Turns out, they are even less like other eukaryote genomes:
A striking finding was that the genes in the genome tended to be organized in alternating unidirectional blocks. “That’s really, really different to what you see in other organisms,” says Octavio Salazar, a postdoc in Manuel Aranda’s group at KAUST and one of the lead authors of the study. The orientation of genes on a chromosome is usually random. In this case, however, genes were consistently oriented one way and then the other, with the boundaries between blocks showing up clearly in the chromatin interaction data.
This organization is also reflected in the three-dimensional structure of the genome, which the team inferred comprises rod-shaped chromosomes that fold into structural domains at the boundaries where gene blocks converge. Even more intriguingly, this structure appears to be dependent on transcriptional activity. When the researchers treated cells with a chemical that blocks gene transcription, the structural domains disappeared.
This unusual link is consistent with another strange fact about dinoflagellates — they have very few transcription factors in their genome and do not seem to respond to environmental changes by altering gene expression. They may use gene dosage to control expression and adapt to the environment by losing or gaining chromosomes or perhaps via epigenetic structural modifications. The researchers plan to explore all of these questions.Octavio Salazar, “Coral symbionts have a genome like no other” at KAUST Discovery (April 29, 2021)
The paper is open access.
So how did all this originate randomly, different from what all the other life forms do — and still work?
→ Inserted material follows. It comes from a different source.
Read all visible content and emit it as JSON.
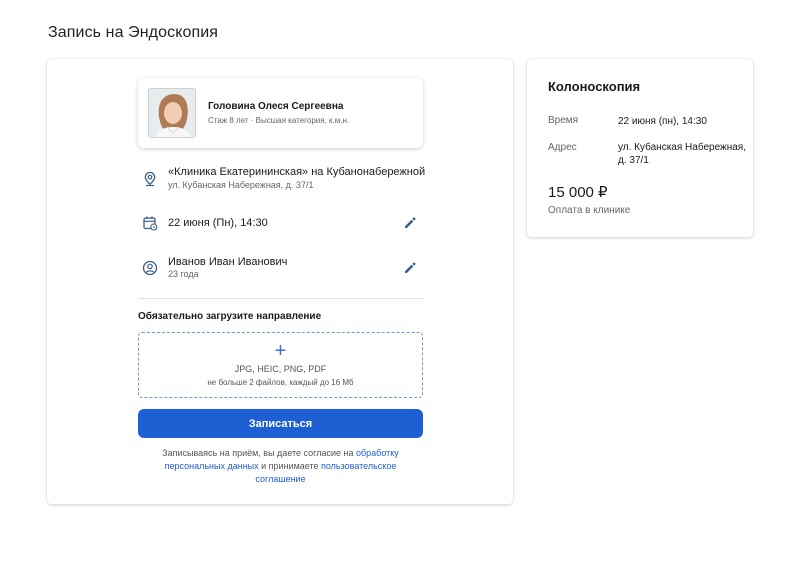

See also: Dinoflagellate genome structure is unique. So, in other words, these plankton evolved (randomly, so we are told) a highly successful genome that’s entirely different from the type that most life forms have. Well, if you are skeptical of Darwinian claims that it all happened randomly but just once, how about (at least) twice?